On day three we collected from another QEII National Trust site inland from Akitio. Diverse habitats kept us busy, with the canopy ranging from black beech (Nothofagus solandri) on ridges through hillside tawa (Beilschmiedia tawa) to creek-lined pukatea (Laurelia novae-zelandiae).  Collections Online specimens from Wairarapa 2009 trip. Growing Te Papa’s plant collection. Botany Fieldtrip Wairarapa… Read more »

Botany Fieldtrip Wairarapa 2010: Day 2

  • The moss collectors processing their specimens back at base. Additional lighting is needed to see many of the diagnostic features of these small plants. Photo by Jean-Claude Stahl. © Te Papa.
  • Looking eastwood towards the end of the day. Photo by Jean-Claude Stahl. © Te Papa.
  • Mountain cabbage tree, Cordyline indivisa. Photo by Jean-Claude Stahl. © Te Papa.
  • Craspedia flower head, Nertera, and Euphrasia. Photos by Jean-Claude Stahl. © Te Papa.

Day two comprised a visit to a covenanted reserve on the eastern scarp of the Puketoi Range, arranged by QEII National Trust representative for Tararua, Bill Wallace. QEII National Trust website. We collected about 60 species of vascular plants and a similar number of bryophytes (mosses & liverworts).  Amongst our haul was the first confirmed… Read more »

Botany Fieldtrip Wairarapa 2010: Day 1

Roadside collecting. Photo by Jean-Claude Stahl. © Te Papa.

This year’s Wairarapa plant collecting trip was to the Pongaroa area.
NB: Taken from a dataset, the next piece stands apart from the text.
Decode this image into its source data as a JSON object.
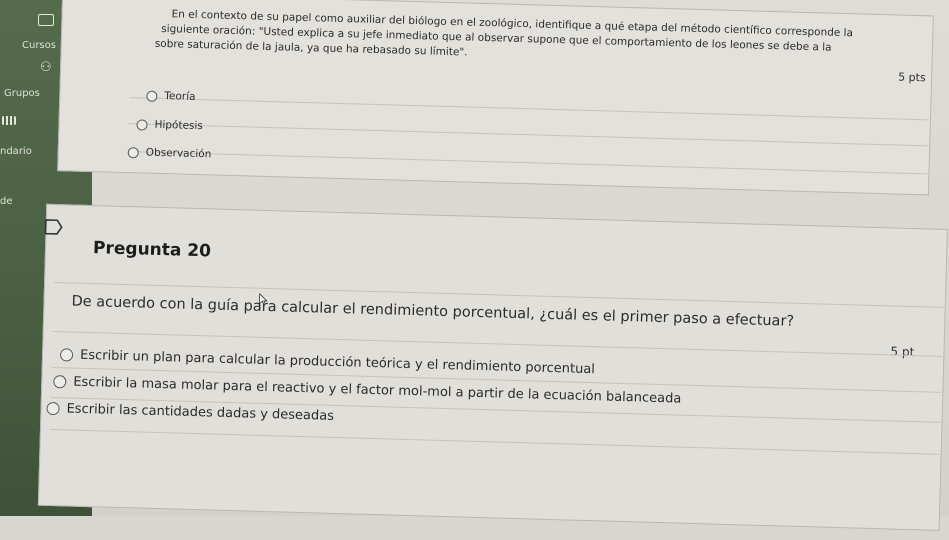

Day 1 started with packing up Te Papa’s 4WD. Then the long drive to our Akitio accommodation. We made a few stops along the way, targeting places that looked to have a diverse array of weeds and/or be promising for mosses. We followed a… Read more »
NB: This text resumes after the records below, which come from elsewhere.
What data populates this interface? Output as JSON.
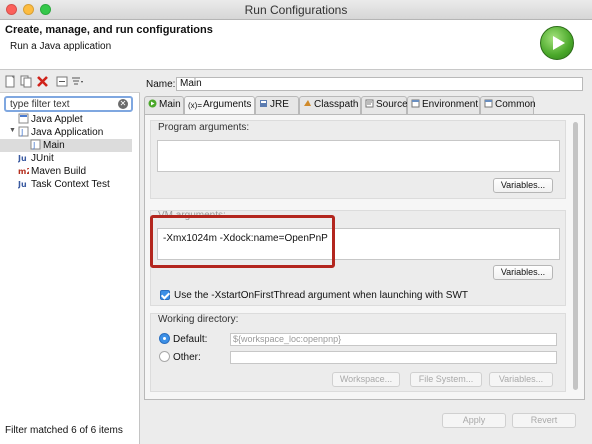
{
  "window": {
    "title": "Run Configurations"
  },
  "header": {
    "title": "Create, manage, and run configurations",
    "subtitle": "Run a Java application",
    "icon": "run-icon"
  },
  "left": {
    "filter_placeholder": "type filter text",
    "tree": [
      {
        "label": "Java Applet",
        "icon": "java-applet-icon"
      },
      {
        "label": "Java Application",
        "icon": "java-application-icon",
        "expanded": true
      },
      {
        "label": "Main",
        "icon": "java-main-icon",
        "selected": true
      },
      {
        "label": "JUnit",
        "icon": "junit-icon"
      },
      {
        "label": "Maven Build",
        "icon": "maven-icon"
      },
      {
        "label": "Task Context Test",
        "icon": "task-context-icon"
      }
    ],
    "status": "Filter matched 6 of 6 items"
  },
  "config": {
    "name_label": "Name:",
    "name_value": "Main",
    "tabs": [
      {
        "label": "Main",
        "icon": "main-tab-icon"
      },
      {
        "label": "Arguments",
        "icon": "arguments-tab-icon",
        "active": true
      },
      {
        "label": "JRE",
        "icon": "jre-tab-icon"
      },
      {
        "label": "Classpath",
        "icon": "classpath-tab-icon"
      },
      {
        "label": "Source",
        "icon": "source-tab-icon"
      },
      {
        "label": "Environment",
        "icon": "environment-tab-icon"
      },
      {
        "label": "Common",
        "icon": "common-tab-icon"
      }
    ],
    "program_args_label": "Program arguments:",
    "program_args_value": "",
    "vm_args_label": "VM arguments:",
    "vm_args_value": "-Xmx1024m -Xdock:name=OpenPnP",
    "variables_label": "Variables...",
    "checkbox_label": "Use the -XstartOnFirstThread argument when launching with SWT",
    "checkbox_checked": true,
    "working_dir_label": "Working directory:",
    "default_label": "Default:",
    "default_value": "${workspace_loc:openpnp}",
    "other_label": "Other:",
    "workspace_btn": "Workspace...",
    "filesystem_btn": "File System...",
    "apply_btn": "Apply",
    "revert_btn": "Revert"
  },
  "colors": {
    "highlight": "#b3261e",
    "accent": "#3b8fe6"
  }
}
Growing Te Papa’s Plant Collection

Fern specimen in Te Papa’s botany collection. © Te Papa.

Te Papa’s collection of c. 250 000 dried plant specimens grows by about 2000 a year. In part this is from donations, but principally it is from collections made by Te Papa’s Botany staff and associates. More of Te Papa’s Botany collection on Collections Online. Some of our fieldtrips target particular species that we are… Read more »

New Fork Fern

Banks Peninsula fork fern, Tmesipteris horomaka. Photo by Leon Perrie. © Te Papa.

We have just described a new species of Tmesipteris fork fern. Fork ferns are odd looking and only distantly related to other ferns. We now recognise five species in New Zealand. There are only about 15 species around the world, with Australasia their strong-hold. The new species has been named Tmesipteris horomaka. It is only… Read more »

Te Papa in Botanical Bulletin

Ourisia_Taranaki

A new issue of the Wellington Botanical Society Bulletin has just been published. Included are three articles by Te Papa staff: • Curator Carlos Lehnebach describes his research on Uncinia hook-sedges. • Research Scientist Heidi Meudt writes about her study of Ourisia (native foxgloves). • I have co-authored an article illustrating, differentiating, and mapping each… Read more »

Australian cousins

  • 6.  Photo by Leon Perrie, Curator. © Museum of New Zealand.
  • 5.  Photo by Leon Perrie, Curator. © Museum of New Zealand.
  • 4.  Photo by Leon Perrie, Curator. © Museum of New Zealand.
  • 3.  Photo by Leon Perrie, Curator. © Museum of New Zealand.

During my recent visit to Victoria’s Alpine National Park in Australia, I was interested to see a number of familiar plants amongst the unfamiliar gum trees. Searching Victoria’s Alpine National Park for Asplenium hookerianum. Do you recognise any of these? A harder one to finish off. Answers: 1. Acaena novae-zelandiae, bidibidi, piripiri.  A species indigenous to… Read more »